▶ _Activity_:
Copy, from the entries below, each line in which the string "Password" appears.
---------- Exercise material
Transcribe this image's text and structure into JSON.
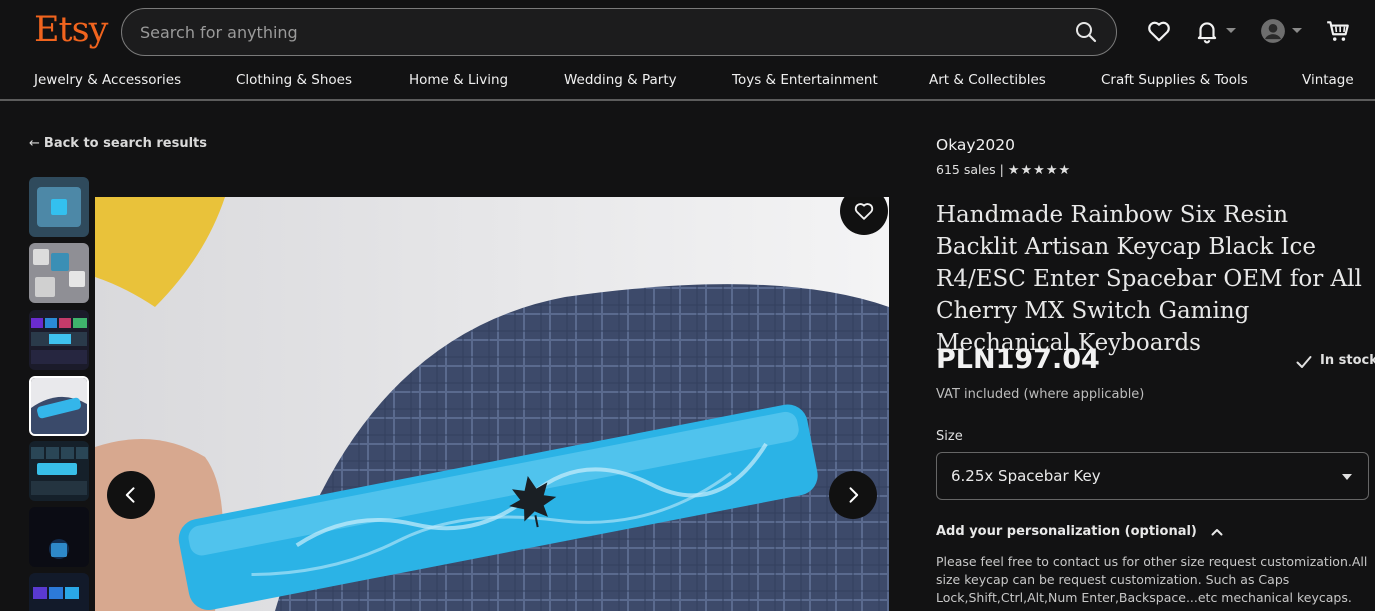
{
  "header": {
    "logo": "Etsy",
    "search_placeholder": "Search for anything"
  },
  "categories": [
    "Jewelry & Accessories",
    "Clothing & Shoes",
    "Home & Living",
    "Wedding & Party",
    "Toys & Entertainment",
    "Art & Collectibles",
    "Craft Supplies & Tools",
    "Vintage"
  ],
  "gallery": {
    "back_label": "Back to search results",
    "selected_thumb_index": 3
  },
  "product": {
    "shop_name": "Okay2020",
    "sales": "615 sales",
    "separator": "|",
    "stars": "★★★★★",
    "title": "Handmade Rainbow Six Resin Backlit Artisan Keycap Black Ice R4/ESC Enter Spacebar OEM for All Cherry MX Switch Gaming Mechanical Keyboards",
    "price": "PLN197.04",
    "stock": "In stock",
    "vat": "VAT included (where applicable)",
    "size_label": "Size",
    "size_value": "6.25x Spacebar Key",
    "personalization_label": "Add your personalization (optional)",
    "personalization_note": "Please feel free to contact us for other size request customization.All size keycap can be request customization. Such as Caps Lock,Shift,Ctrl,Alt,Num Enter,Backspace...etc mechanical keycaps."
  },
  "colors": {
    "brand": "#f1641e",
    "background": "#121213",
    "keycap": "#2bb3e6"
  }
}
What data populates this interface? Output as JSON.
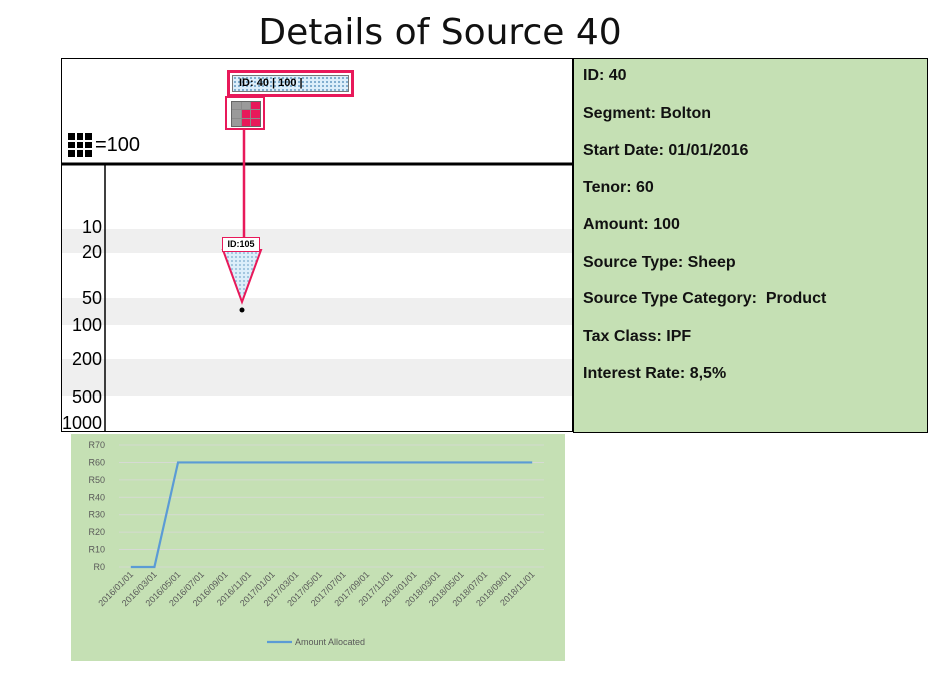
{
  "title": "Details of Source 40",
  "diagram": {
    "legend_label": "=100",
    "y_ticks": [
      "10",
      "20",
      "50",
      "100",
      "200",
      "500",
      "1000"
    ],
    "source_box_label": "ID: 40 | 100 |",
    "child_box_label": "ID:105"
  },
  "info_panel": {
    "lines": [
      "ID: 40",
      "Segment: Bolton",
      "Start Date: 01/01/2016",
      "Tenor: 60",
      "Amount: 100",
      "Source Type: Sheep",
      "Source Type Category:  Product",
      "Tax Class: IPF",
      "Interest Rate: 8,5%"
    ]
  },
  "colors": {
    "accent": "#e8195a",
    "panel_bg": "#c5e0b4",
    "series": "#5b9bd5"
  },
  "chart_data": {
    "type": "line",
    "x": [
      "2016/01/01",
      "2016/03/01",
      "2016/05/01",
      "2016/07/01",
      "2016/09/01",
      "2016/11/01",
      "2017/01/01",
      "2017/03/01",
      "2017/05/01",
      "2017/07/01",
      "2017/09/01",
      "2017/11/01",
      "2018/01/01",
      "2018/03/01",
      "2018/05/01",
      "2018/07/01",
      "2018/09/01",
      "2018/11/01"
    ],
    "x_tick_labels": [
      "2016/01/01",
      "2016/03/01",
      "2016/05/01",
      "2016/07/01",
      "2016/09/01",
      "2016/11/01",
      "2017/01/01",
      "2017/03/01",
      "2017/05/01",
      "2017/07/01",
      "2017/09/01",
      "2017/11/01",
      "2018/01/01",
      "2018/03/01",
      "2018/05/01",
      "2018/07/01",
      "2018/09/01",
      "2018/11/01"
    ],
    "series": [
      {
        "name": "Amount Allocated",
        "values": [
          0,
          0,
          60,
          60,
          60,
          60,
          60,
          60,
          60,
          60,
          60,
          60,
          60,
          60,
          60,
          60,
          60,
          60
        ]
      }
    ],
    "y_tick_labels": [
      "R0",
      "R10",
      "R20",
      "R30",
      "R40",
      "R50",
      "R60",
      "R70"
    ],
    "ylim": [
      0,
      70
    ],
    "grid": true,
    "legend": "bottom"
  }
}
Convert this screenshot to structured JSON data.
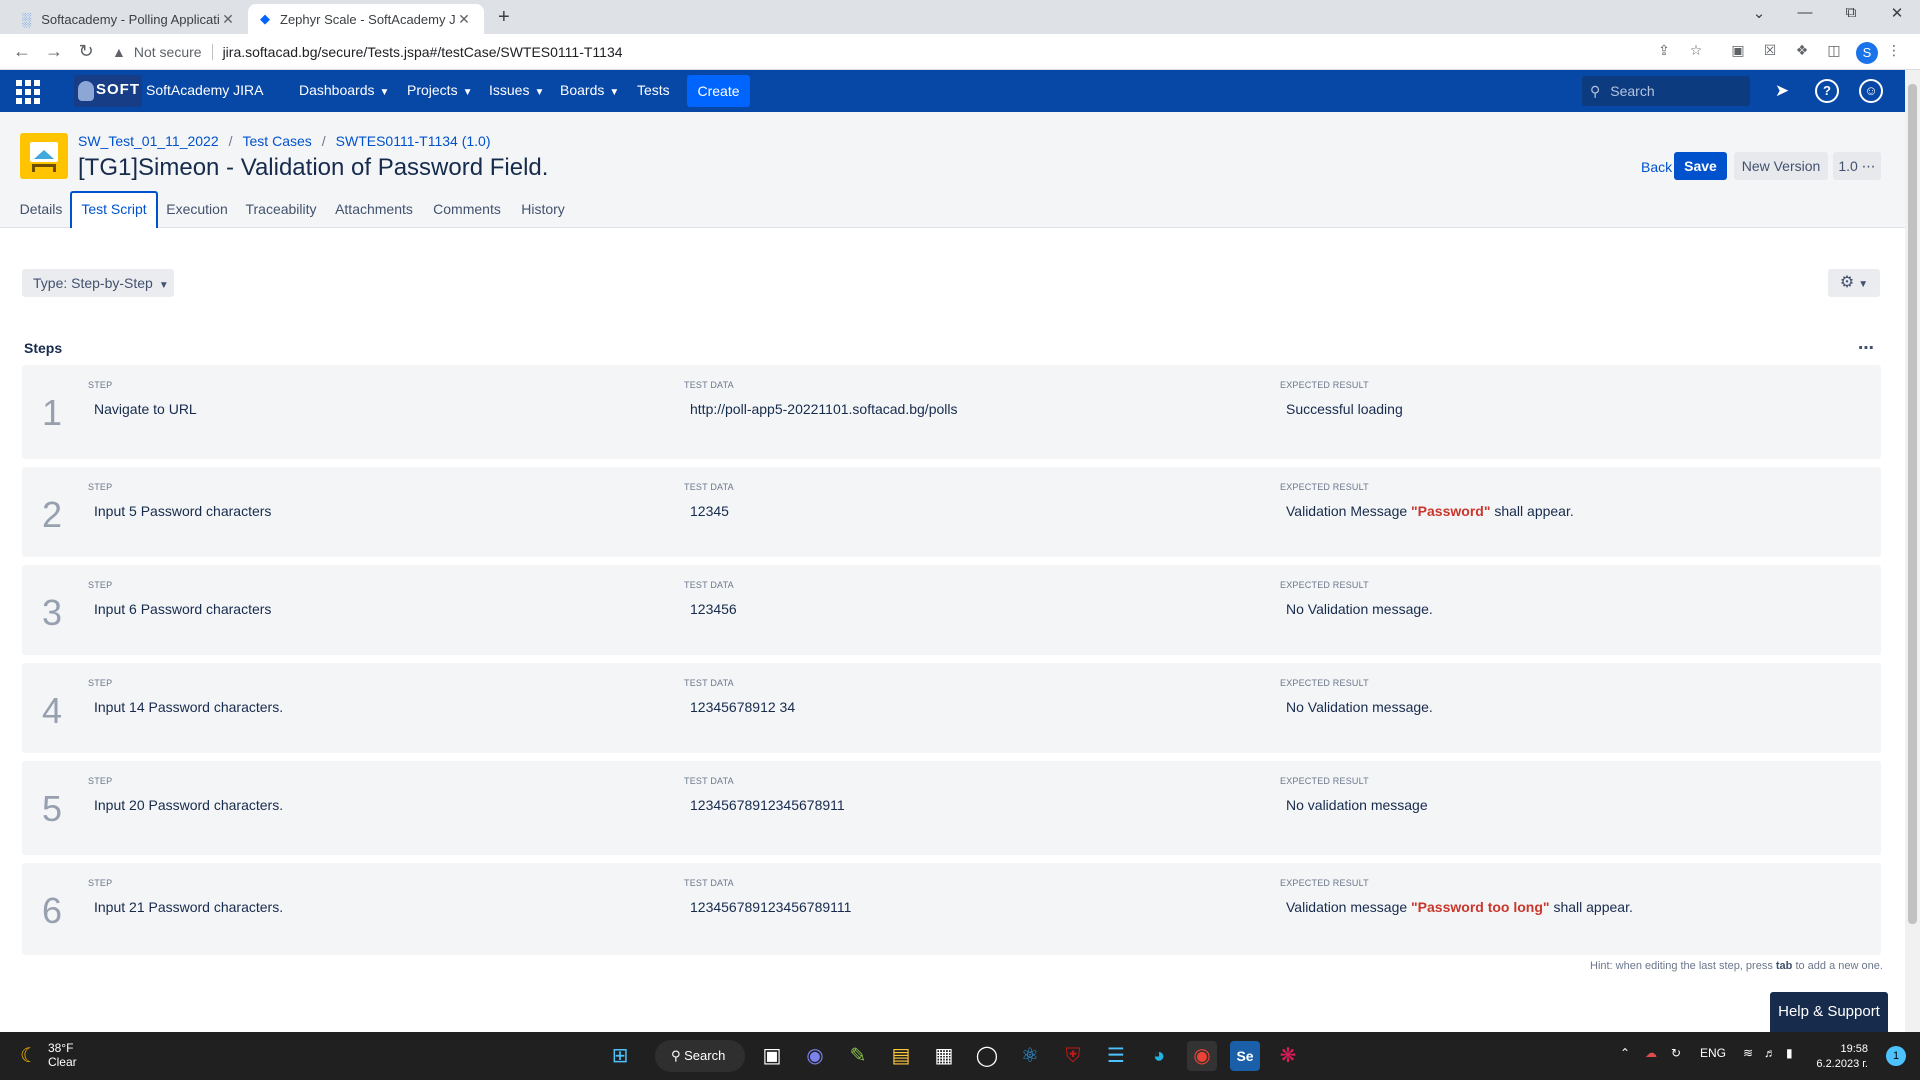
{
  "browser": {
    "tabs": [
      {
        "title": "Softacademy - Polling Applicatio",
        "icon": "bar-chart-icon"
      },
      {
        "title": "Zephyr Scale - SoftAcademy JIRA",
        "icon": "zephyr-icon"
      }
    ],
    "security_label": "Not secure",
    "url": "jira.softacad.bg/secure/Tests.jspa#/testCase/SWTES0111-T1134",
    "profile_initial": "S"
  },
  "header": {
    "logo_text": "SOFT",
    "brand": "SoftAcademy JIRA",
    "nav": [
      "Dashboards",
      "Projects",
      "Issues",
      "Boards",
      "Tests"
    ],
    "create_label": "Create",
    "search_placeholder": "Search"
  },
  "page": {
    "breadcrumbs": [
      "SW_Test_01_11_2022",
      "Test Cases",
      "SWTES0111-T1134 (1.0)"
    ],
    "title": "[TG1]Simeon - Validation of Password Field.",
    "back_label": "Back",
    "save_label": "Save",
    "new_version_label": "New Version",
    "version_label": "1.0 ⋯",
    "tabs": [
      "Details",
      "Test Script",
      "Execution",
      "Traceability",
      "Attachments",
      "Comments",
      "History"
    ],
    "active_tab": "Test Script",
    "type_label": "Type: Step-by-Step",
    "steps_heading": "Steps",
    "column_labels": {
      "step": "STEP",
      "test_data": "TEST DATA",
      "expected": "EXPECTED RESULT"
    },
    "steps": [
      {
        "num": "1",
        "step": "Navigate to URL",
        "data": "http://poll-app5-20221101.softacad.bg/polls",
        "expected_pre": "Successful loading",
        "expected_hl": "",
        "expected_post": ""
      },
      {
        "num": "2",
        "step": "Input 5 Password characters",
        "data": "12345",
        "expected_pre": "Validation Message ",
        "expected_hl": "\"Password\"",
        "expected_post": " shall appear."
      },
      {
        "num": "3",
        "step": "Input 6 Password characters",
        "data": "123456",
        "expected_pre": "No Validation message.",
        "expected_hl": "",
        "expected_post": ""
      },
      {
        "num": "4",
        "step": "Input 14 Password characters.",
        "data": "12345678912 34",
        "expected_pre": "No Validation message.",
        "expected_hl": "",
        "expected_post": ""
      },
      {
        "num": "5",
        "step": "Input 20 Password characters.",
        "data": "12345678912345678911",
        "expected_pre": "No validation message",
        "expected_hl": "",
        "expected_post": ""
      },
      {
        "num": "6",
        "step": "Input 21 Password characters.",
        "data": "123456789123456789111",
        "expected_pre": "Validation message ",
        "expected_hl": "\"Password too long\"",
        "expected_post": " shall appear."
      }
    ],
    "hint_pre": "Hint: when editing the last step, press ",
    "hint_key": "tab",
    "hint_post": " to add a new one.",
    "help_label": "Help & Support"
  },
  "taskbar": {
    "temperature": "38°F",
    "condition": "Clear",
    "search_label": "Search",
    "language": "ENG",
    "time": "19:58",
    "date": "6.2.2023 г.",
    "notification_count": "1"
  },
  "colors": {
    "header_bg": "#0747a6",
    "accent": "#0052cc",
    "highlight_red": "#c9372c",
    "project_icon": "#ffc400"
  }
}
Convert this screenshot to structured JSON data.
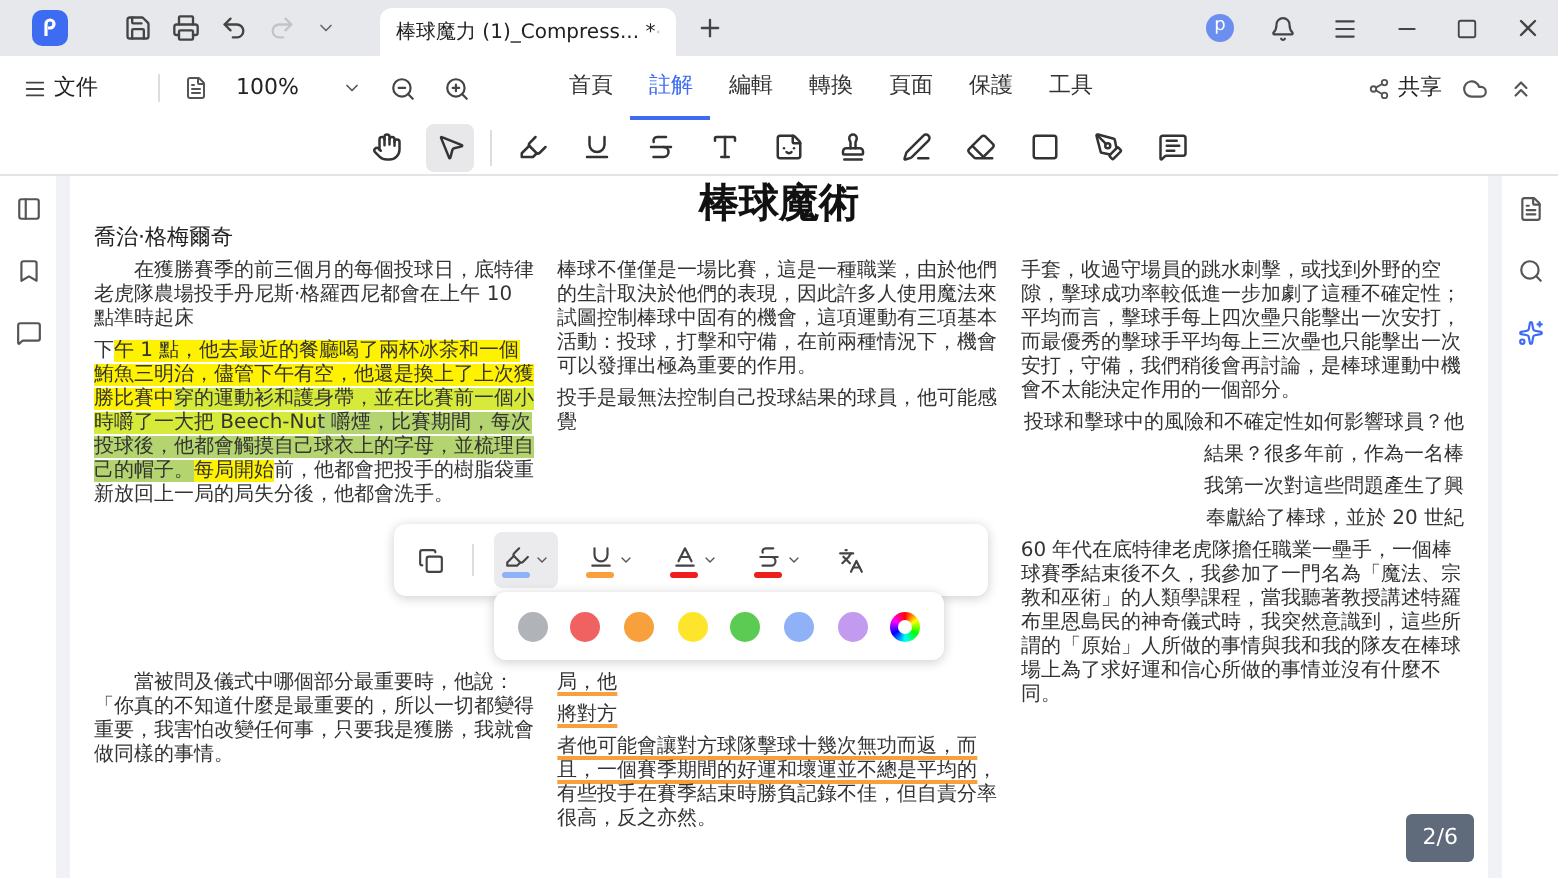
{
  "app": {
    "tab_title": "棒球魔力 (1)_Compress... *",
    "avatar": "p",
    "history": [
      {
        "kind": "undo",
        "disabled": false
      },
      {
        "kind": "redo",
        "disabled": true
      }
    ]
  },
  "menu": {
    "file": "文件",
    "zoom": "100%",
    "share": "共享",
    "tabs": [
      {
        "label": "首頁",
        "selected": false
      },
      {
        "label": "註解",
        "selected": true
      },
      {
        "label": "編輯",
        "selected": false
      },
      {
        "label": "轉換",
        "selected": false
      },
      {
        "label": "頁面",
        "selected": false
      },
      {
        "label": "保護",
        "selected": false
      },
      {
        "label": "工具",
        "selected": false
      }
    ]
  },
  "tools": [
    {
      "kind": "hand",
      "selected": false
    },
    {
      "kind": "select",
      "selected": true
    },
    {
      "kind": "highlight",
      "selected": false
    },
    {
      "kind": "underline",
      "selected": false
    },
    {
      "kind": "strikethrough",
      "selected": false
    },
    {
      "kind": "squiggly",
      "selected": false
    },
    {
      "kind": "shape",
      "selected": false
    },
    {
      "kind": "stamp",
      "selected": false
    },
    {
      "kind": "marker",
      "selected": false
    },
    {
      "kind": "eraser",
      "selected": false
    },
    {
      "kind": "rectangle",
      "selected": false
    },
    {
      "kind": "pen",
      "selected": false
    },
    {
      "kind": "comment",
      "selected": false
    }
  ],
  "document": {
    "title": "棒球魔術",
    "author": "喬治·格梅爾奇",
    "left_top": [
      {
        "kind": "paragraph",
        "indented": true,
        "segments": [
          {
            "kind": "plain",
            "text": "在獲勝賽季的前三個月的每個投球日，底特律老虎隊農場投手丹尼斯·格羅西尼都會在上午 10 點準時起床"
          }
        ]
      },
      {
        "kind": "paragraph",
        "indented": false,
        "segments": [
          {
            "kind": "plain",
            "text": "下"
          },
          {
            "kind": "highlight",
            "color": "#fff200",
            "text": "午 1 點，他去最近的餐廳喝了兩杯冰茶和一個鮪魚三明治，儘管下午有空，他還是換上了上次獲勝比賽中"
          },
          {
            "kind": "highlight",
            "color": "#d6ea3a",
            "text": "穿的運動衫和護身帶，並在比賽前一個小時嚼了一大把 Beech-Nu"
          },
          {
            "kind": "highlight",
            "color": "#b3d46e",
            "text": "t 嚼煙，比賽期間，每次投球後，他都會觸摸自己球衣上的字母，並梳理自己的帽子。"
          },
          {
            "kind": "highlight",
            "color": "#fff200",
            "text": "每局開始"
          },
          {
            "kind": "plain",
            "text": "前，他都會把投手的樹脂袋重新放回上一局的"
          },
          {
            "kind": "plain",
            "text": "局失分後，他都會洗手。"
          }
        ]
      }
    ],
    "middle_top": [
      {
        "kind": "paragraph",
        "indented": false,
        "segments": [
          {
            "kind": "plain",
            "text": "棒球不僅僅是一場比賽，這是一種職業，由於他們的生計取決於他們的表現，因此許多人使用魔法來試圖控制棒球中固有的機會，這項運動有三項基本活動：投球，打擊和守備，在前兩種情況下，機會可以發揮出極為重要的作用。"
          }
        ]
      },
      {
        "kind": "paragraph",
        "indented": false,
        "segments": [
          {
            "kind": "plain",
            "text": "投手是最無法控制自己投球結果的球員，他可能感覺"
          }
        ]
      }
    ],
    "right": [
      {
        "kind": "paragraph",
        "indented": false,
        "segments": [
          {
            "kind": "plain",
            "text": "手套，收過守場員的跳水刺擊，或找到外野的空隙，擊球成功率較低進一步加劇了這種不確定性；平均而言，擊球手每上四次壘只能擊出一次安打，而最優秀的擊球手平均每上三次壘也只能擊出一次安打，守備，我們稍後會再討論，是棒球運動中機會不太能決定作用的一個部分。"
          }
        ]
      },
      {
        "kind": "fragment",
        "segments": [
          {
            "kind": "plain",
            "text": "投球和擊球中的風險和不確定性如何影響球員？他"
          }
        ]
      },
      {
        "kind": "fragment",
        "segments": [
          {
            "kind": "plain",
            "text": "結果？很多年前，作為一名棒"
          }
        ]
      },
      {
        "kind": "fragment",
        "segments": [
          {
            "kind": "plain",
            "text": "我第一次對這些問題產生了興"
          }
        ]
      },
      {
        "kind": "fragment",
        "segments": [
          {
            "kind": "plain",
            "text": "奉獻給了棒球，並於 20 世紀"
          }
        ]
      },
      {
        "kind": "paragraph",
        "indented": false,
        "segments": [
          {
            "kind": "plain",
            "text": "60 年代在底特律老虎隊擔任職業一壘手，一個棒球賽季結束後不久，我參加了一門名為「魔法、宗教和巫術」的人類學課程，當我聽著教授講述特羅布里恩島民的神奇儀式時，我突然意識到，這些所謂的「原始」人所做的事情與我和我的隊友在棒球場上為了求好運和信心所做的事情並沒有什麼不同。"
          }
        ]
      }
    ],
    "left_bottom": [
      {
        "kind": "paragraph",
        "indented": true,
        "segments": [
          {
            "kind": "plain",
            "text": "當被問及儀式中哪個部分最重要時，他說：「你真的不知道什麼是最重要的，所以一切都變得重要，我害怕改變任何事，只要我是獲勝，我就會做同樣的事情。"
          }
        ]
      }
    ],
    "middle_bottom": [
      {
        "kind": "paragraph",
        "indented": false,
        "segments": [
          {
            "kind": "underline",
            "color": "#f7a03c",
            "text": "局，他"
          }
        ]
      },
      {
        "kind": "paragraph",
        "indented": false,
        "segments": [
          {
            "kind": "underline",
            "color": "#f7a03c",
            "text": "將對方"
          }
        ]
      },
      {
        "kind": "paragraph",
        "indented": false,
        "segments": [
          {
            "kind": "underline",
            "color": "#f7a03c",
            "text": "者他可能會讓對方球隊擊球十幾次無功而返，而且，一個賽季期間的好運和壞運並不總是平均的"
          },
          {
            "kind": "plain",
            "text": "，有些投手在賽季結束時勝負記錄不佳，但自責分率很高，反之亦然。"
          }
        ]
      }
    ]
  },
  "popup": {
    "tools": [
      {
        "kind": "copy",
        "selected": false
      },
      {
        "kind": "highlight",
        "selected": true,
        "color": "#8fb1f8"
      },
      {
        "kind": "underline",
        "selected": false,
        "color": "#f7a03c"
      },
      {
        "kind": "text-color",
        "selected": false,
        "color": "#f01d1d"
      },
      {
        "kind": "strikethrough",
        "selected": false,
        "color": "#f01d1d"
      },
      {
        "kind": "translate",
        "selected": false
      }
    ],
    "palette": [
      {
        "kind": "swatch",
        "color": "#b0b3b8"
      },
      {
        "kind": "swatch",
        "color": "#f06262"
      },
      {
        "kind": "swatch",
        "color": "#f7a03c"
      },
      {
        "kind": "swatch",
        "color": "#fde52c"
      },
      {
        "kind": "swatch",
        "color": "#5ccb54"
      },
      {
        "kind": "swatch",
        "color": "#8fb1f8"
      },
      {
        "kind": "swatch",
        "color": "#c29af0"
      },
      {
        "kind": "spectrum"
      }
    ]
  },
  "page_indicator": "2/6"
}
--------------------
▶ _Exercise response_:
    "title": "[TG1]Simeon - Validation of Password Field.",
        "step": "Input 5 Password characters",
        "expected_hl": "\"Password\"",
        "step": "Input 6 Password characters",
        "step": "Input 14 Password characters.",
        "step": "Input 20 Password characters.",
        "step": "Input 21 Password characters.",
        "expected_hl": "\"Password too long\"",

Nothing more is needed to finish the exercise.